Work task:
A word-for-word restatement of the whole listing is the expected answer.
○ ○ ○ ○ ○ ○ ○
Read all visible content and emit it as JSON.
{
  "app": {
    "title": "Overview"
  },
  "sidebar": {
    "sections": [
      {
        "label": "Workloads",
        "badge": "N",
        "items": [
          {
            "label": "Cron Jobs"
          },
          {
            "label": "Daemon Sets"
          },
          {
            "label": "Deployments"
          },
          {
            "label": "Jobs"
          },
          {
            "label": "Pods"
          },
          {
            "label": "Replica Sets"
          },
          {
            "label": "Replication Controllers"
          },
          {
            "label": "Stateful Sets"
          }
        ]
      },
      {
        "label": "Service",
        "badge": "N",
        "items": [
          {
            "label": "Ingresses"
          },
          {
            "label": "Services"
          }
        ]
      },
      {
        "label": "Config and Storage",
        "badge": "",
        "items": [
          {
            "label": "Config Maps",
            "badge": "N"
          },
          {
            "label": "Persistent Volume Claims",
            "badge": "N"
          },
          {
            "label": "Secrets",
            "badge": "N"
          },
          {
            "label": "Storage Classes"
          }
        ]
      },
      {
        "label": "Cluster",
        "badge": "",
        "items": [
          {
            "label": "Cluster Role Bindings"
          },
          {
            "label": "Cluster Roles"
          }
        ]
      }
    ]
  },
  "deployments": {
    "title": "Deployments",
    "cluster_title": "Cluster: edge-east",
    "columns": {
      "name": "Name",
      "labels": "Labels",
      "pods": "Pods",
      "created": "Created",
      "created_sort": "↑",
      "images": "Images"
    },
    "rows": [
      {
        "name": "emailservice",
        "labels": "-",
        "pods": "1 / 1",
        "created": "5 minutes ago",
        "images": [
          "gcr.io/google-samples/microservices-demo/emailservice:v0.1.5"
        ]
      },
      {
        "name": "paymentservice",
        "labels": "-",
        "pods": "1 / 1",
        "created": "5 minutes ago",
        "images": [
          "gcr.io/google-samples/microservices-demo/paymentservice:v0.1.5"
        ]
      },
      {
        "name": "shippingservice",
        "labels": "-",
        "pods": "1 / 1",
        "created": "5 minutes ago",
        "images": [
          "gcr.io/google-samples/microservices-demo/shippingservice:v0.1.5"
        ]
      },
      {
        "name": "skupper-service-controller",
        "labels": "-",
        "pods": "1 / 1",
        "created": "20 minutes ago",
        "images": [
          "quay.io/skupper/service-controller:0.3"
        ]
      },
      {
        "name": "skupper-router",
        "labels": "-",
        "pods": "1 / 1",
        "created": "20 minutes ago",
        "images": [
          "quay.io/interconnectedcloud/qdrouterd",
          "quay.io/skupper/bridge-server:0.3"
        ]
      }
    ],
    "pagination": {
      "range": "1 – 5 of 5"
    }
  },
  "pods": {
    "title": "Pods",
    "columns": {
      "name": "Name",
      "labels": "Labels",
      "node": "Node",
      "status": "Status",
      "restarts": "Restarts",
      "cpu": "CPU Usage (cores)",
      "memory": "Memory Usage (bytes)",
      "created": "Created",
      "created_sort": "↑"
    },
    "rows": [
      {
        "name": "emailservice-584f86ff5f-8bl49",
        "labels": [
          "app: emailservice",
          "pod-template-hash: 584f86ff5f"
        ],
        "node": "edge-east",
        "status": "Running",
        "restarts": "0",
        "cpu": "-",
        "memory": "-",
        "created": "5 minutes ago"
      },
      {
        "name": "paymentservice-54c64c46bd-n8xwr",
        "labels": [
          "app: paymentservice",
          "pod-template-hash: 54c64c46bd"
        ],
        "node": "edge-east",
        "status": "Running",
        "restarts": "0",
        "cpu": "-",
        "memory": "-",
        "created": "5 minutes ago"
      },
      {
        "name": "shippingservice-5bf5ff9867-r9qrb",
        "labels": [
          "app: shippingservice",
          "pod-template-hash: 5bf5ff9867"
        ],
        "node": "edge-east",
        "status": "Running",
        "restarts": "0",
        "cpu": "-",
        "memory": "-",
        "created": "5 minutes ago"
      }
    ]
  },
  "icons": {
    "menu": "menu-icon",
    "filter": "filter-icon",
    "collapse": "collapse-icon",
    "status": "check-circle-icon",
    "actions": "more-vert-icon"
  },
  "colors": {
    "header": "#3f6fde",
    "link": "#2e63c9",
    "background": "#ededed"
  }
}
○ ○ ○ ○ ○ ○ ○
Result for this task:
Read all visible content and emit it as JSON.
{
  "app": {
    "title": "Overview"
  },
  "sidebar": {
    "sections": [
      {
        "label": "Workloads",
        "badge": "N",
        "items": [
          {
            "label": "Cron Jobs"
          },
          {
            "label": "Daemon Sets"
          },
          {
            "label": "Deployments"
          },
          {
            "label": "Jobs"
          },
          {
            "label": "Pods"
          },
          {
            "label": "Replica Sets"
          },
          {
            "label": "Replication Controllers"
          },
          {
            "label": "Stateful Sets"
          }
        ]
      },
      {
        "label": "Service",
        "badge": "N",
        "items": [
          {
            "label": "Ingresses"
          },
          {
            "label": "Services"
          }
        ]
      },
      {
        "label": "Config and Storage",
        "badge": "",
        "items": [
          {
            "label": "Config Maps",
            "badge": "N"
          },
          {
            "label": "Persistent Volume Claims",
            "badge": "N"
          },
          {
            "label": "Secrets",
            "badge": "N"
          },
          {
            "label": "Storage Classes"
          }
        ]
      },
      {
        "label": "Cluster",
        "badge": "",
        "items": [
          {
            "label": "Cluster Role Bindings"
          },
          {
            "label": "Cluster Roles"
          }
        ]
      }
    ]
  },
  "deployments": {
    "title": "Deployments",
    "cluster_title": "Cluster: edge-east",
    "columns": {
      "name": "Name",
      "labels": "Labels",
      "pods": "Pods",
      "created": "Created",
      "created_sort": "↑",
      "images": "Images"
    },
    "rows": [
      {
        "name": "emailservice",
        "labels": "-",
        "pods": "1 / 1",
        "created": "5 minutes ago",
        "images": [
          "gcr.io/google-samples/microservices-demo/emailservice:v0.1.5"
        ]
      },
      {
        "name": "paymentservice",
        "labels": "-",
        "pods": "1 / 1",
        "created": "5 minutes ago",
        "images": [
          "gcr.io/google-samples/microservices-demo/paymentservice:v0.1.5"
        ]
      },
      {
        "name": "shippingservice",
        "labels": "-",
        "pods": "1 / 1",
        "created": "5 minutes ago",
        "images": [
          "gcr.io/google-samples/microservices-demo/shippingservice:v0.1.5"
        ]
      },
      {
        "name": "skupper-service-controller",
        "labels": "-",
        "pods": "1 / 1",
        "created": "20 minutes ago",
        "images": [
          "quay.io/skupper/service-controller:0.3"
        ]
      },
      {
        "name": "skupper-router",
        "labels": "-",
        "pods": "1 / 1",
        "created": "20 minutes ago",
        "images": [
          "quay.io/interconnectedcloud/qdrouterd",
          "quay.io/skupper/bridge-server:0.3"
        ]
      }
    ],
    "pagination": {
      "range": "1 – 5 of 5"
    }
  },
  "pods": {
    "title": "Pods",
    "columns": {
      "name": "Name",
      "labels": "Labels",
      "node": "Node",
      "status": "Status",
      "restarts": "Restarts",
      "cpu": "CPU Usage (cores)",
      "memory": "Memory Usage (bytes)",
      "created": "Created",
      "created_sort": "↑"
    },
    "rows": [
      {
        "name": "emailservice-584f86ff5f-8bl49",
        "labels": [
          "app: emailservice",
          "pod-template-hash: 584f86ff5f"
        ],
        "node": "edge-east",
        "status": "Running",
        "restarts": "0",
        "cpu": "-",
        "memory": "-",
        "created": "5 minutes ago"
      },
      {
        "name": "paymentservice-54c64c46bd-n8xwr",
        "labels": [
          "app: paymentservice",
          "pod-template-hash: 54c64c46bd"
        ],
        "node": "edge-east",
        "status": "Running",
        "restarts": "0",
        "cpu": "-",
        "memory": "-",
        "created": "5 minutes ago"
      },
      {
        "name": "shippingservice-5bf5ff9867-r9qrb",
        "labels": [
          "app: shippingservice",
          "pod-template-hash: 5bf5ff9867"
        ],
        "node": "edge-east",
        "status": "Running",
        "restarts": "0",
        "cpu": "-",
        "memory": "-",
        "created": "5 minutes ago"
      }
    ]
  },
  "icons": {
    "menu": "menu-icon",
    "filter": "filter-icon",
    "collapse": "collapse-icon",
    "status": "check-circle-icon",
    "actions": "more-vert-icon"
  },
  "colors": {
    "header": "#3f6fde",
    "link": "#2e63c9",
    "background": "#ededed"
  }
}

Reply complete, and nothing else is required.